The task: Word for word, reproduce all entries below, leaving every picture out.

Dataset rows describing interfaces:
════════
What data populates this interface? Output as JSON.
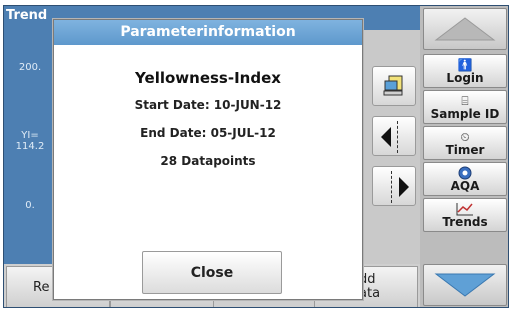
{
  "background": {
    "title": "Trend",
    "y_ticks": [
      "200.",
      "YI=\n114.2",
      "0."
    ],
    "bottom_left_label": "Re",
    "bottom_right_label": "dd\nata"
  },
  "side": {
    "login": "Login",
    "sample_id": "Sample ID",
    "timer": "Timer",
    "aqa": "AQA",
    "trends": "Trends"
  },
  "dialog": {
    "title": "Parameterinformation",
    "heading": "Yellowness-Index",
    "start_date": "Start Date: 10-JUN-12",
    "end_date": "End Date: 05-JUL-12",
    "datapoints": "28 Datapoints",
    "close_label": "Close"
  }
}
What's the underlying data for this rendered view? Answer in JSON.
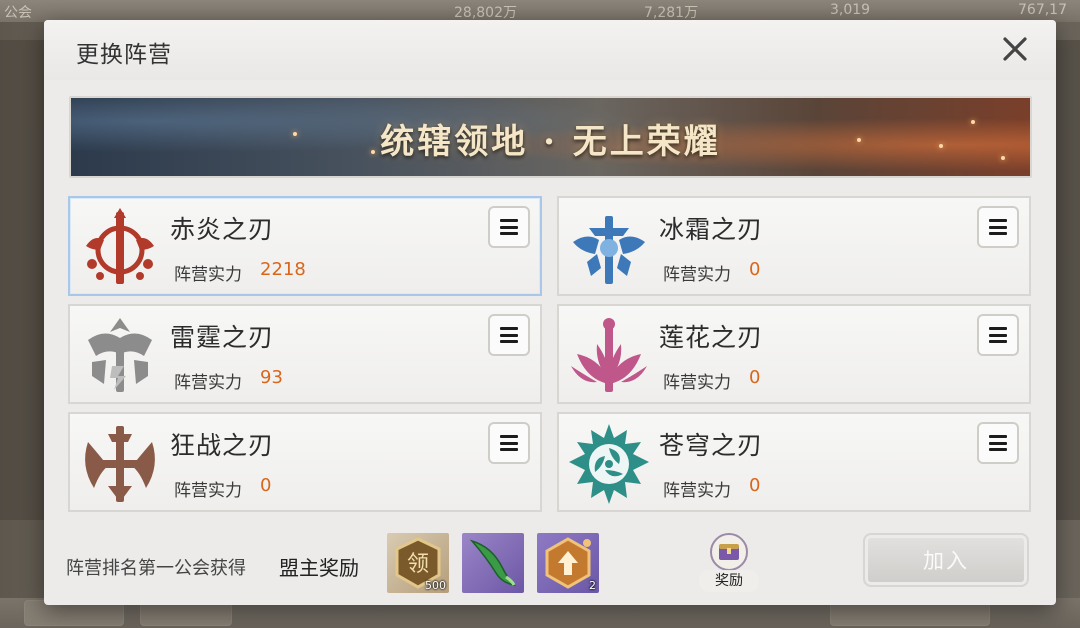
{
  "background": {
    "top_items": [
      "公会",
      "28,802万",
      "7,281万",
      "3,019",
      "767,17"
    ]
  },
  "dialog": {
    "title": "更换阵营",
    "banner_text": "统辖领地 · 无上荣耀"
  },
  "factions": [
    {
      "name": "赤炎之刃",
      "power_label": "阵营实力",
      "power": "2218",
      "selected": true,
      "color": "#b23a2a",
      "icon": "crimson-blade-emblem-icon"
    },
    {
      "name": "冰霜之刃",
      "power_label": "阵营实力",
      "power": "0",
      "selected": false,
      "color": "#3d78b8",
      "icon": "frost-blade-emblem-icon"
    },
    {
      "name": "雷霆之刃",
      "power_label": "阵营实力",
      "power": "93",
      "selected": false,
      "color": "#8c8c8c",
      "icon": "thunder-blade-emblem-icon"
    },
    {
      "name": "莲花之刃",
      "power_label": "阵营实力",
      "power": "0",
      "selected": false,
      "color": "#c0578a",
      "icon": "lotus-blade-emblem-icon"
    },
    {
      "name": "狂战之刃",
      "power_label": "阵营实力",
      "power": "0",
      "selected": false,
      "color": "#8a5a48",
      "icon": "berserk-blade-emblem-icon"
    },
    {
      "name": "苍穹之刃",
      "power_label": "阵营实力",
      "power": "0",
      "selected": false,
      "color": "#2e8f88",
      "icon": "sky-blade-emblem-icon"
    }
  ],
  "footer": {
    "text": "阵营排名第一公会获得",
    "highlight": "盟主奖励",
    "rewards": [
      {
        "icon": "lord-token-icon",
        "glyph": "领",
        "qty": "500"
      },
      {
        "icon": "jade-horn-icon",
        "qty": ""
      },
      {
        "icon": "rank-badge-icon",
        "qty": "2"
      }
    ],
    "reward_button_label": "奖励",
    "join_label": "加入"
  }
}
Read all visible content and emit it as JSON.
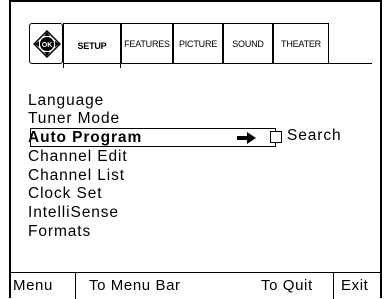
{
  "tabs": [
    {
      "label": "SETUP",
      "active": true
    },
    {
      "label": "FEATURES",
      "active": false
    },
    {
      "label": "PICTURE",
      "active": false
    },
    {
      "label": "SOUND",
      "active": false
    },
    {
      "label": "THEATER",
      "active": false
    }
  ],
  "ok_icon": {
    "label": "OK",
    "icon": "ok-dpad-icon"
  },
  "menu": {
    "items": [
      {
        "label": "Language"
      },
      {
        "label": "Tuner Mode"
      },
      {
        "label": "Auto Program",
        "selected": true
      },
      {
        "label": "Channel Edit"
      },
      {
        "label": "Channel List"
      },
      {
        "label": "Clock Set"
      },
      {
        "label": "IntelliSense"
      },
      {
        "label": "Formats"
      }
    ],
    "selected_arrow_icon": "right-arrow-icon",
    "option": {
      "label": "Search",
      "checked": false
    }
  },
  "bottom_bar": {
    "menu": "Menu",
    "to_menu_bar": "To Menu Bar",
    "to_quit": "To Quit",
    "exit": "Exit"
  }
}
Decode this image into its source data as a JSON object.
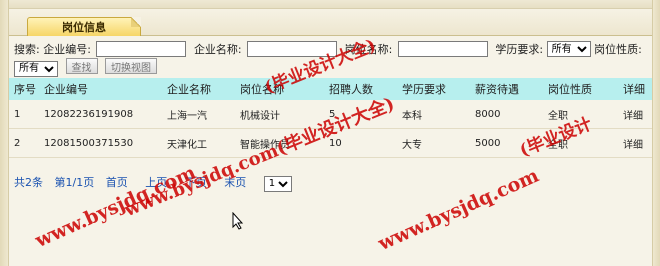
{
  "tab": {
    "title": "岗位信息"
  },
  "search": {
    "label": "搜索:",
    "company_no_label": "企业编号:",
    "company_name_label": "企业名称:",
    "job_name_label": "岗位名称:",
    "education_label": "学历要求:",
    "education_value": "所有",
    "job_nature_label": "岗位性质:",
    "job_nature_value": "所有",
    "search_button": "查找",
    "switch_view_button": "切换视图"
  },
  "table": {
    "headers": [
      "序号",
      "企业编号",
      "企业名称",
      "岗位名称",
      "招聘人数",
      "学历要求",
      "薪资待遇",
      "岗位性质",
      "详细"
    ],
    "rows": [
      [
        "1",
        "12082236191908",
        "上海一汽",
        "机械设计",
        "5",
        "本科",
        "8000",
        "全职",
        "详细"
      ],
      [
        "2",
        "12081500371530",
        "天津化工",
        "智能操作员",
        "10",
        "大专",
        "5000",
        "全职",
        "详细"
      ]
    ]
  },
  "pager": {
    "total": "共2条",
    "page_info": "第1/1页",
    "first": "首页",
    "prev": "上页",
    "next": "下页",
    "last": "末页",
    "page_select": "1"
  },
  "watermarks": {
    "url": "www.bysjdq.com",
    "site": "www.bysjdq.com(毕业设计大全)",
    "brand": "(毕业设计大全)",
    "partial": "(毕业设计"
  },
  "colors": {
    "header_bg": "#b7efee",
    "link": "#1a52b0",
    "watermark": "#cc0000",
    "tab": "#f5d25e"
  }
}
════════
Solved problem:
What data populates this interface? Output as JSON.
{
  "background": {
    "title": "Trend",
    "y_ticks": [
      "200.",
      "YI=\n114.2",
      "0."
    ],
    "bottom_left_label": "Re",
    "bottom_right_label": "dd\nata"
  },
  "side": {
    "login": "Login",
    "sample_id": "Sample ID",
    "timer": "Timer",
    "aqa": "AQA",
    "trends": "Trends"
  },
  "dialog": {
    "title": "Parameterinformation",
    "heading": "Yellowness-Index",
    "start_date": "Start Date: 10-JUN-12",
    "end_date": "End Date: 05-JUL-12",
    "datapoints": "28 Datapoints",
    "close_label": "Close"
  }
}
What's the underlying data for this rendered view? Answer in JSON.
{
  "background": {
    "top_items": [
      "公会",
      "28,802万",
      "7,281万",
      "3,019",
      "767,17"
    ]
  },
  "dialog": {
    "title": "更换阵营",
    "banner_text": "统辖领地 · 无上荣耀"
  },
  "factions": [
    {
      "name": "赤炎之刃",
      "power_label": "阵营实力",
      "power": "2218",
      "selected": true,
      "color": "#b23a2a",
      "icon": "crimson-blade-emblem-icon"
    },
    {
      "name": "冰霜之刃",
      "power_label": "阵营实力",
      "power": "0",
      "selected": false,
      "color": "#3d78b8",
      "icon": "frost-blade-emblem-icon"
    },
    {
      "name": "雷霆之刃",
      "power_label": "阵营实力",
      "power": "93",
      "selected": false,
      "color": "#8c8c8c",
      "icon": "thunder-blade-emblem-icon"
    },
    {
      "name": "莲花之刃",
      "power_label": "阵营实力",
      "power": "0",
      "selected": false,
      "color": "#c0578a",
      "icon": "lotus-blade-emblem-icon"
    },
    {
      "name": "狂战之刃",
      "power_label": "阵营实力",
      "power": "0",
      "selected": false,
      "color": "#8a5a48",
      "icon": "berserk-blade-emblem-icon"
    },
    {
      "name": "苍穹之刃",
      "power_label": "阵营实力",
      "power": "0",
      "selected": false,
      "color": "#2e8f88",
      "icon": "sky-blade-emblem-icon"
    }
  ],
  "footer": {
    "text": "阵营排名第一公会获得",
    "highlight": "盟主奖励",
    "rewards": [
      {
        "icon": "lord-token-icon",
        "glyph": "领",
        "qty": "500"
      },
      {
        "icon": "jade-horn-icon",
        "qty": ""
      },
      {
        "icon": "rank-badge-icon",
        "qty": "2"
      }
    ],
    "reward_button_label": "奖励",
    "join_label": "加入"
  }
}
Read all visible content and emit it as JSON.
{
  "tabs": [
    {
      "label": "SETUP",
      "active": true
    },
    {
      "label": "FEATURES",
      "active": false
    },
    {
      "label": "PICTURE",
      "active": false
    },
    {
      "label": "SOUND",
      "active": false
    },
    {
      "label": "THEATER",
      "active": false
    }
  ],
  "ok_icon": {
    "label": "OK",
    "icon": "ok-dpad-icon"
  },
  "menu": {
    "items": [
      {
        "label": "Language"
      },
      {
        "label": "Tuner Mode"
      },
      {
        "label": "Auto Program",
        "selected": true
      },
      {
        "label": "Channel Edit"
      },
      {
        "label": "Channel List"
      },
      {
        "label": "Clock Set"
      },
      {
        "label": "IntelliSense"
      },
      {
        "label": "Formats"
      }
    ],
    "selected_arrow_icon": "right-arrow-icon",
    "option": {
      "label": "Search",
      "checked": false
    }
  },
  "bottom_bar": {
    "menu": "Menu",
    "to_menu_bar": "To Menu Bar",
    "to_quit": "To Quit",
    "exit": "Exit"
  }
}
Decode this image into its source data as a JSON object.
{
  "tab": {
    "title": "岗位信息"
  },
  "search": {
    "label": "搜索:",
    "company_no_label": "企业编号:",
    "company_name_label": "企业名称:",
    "job_name_label": "岗位名称:",
    "education_label": "学历要求:",
    "education_value": "所有",
    "job_nature_label": "岗位性质:",
    "job_nature_value": "所有",
    "search_button": "查找",
    "switch_view_button": "切换视图"
  },
  "table": {
    "headers": [
      "序号",
      "企业编号",
      "企业名称",
      "岗位名称",
      "招聘人数",
      "学历要求",
      "薪资待遇",
      "岗位性质",
      "详细"
    ],
    "rows": [
      [
        "1",
        "12082236191908",
        "上海一汽",
        "机械设计",
        "5",
        "本科",
        "8000",
        "全职",
        "详细"
      ],
      [
        "2",
        "12081500371530",
        "天津化工",
        "智能操作员",
        "10",
        "大专",
        "5000",
        "全职",
        "详细"
      ]
    ]
  },
  "pager": {
    "total": "共2条",
    "page_info": "第1/1页",
    "first": "首页",
    "prev": "上页",
    "next": "下页",
    "last": "末页",
    "page_select": "1"
  },
  "watermarks": {
    "url": "www.bysjdq.com",
    "site": "www.bysjdq.com(毕业设计大全)",
    "brand": "(毕业设计大全)",
    "partial": "(毕业设计"
  },
  "colors": {
    "header_bg": "#b7efee",
    "link": "#1a52b0",
    "watermark": "#cc0000",
    "tab": "#f5d25e"
  }
}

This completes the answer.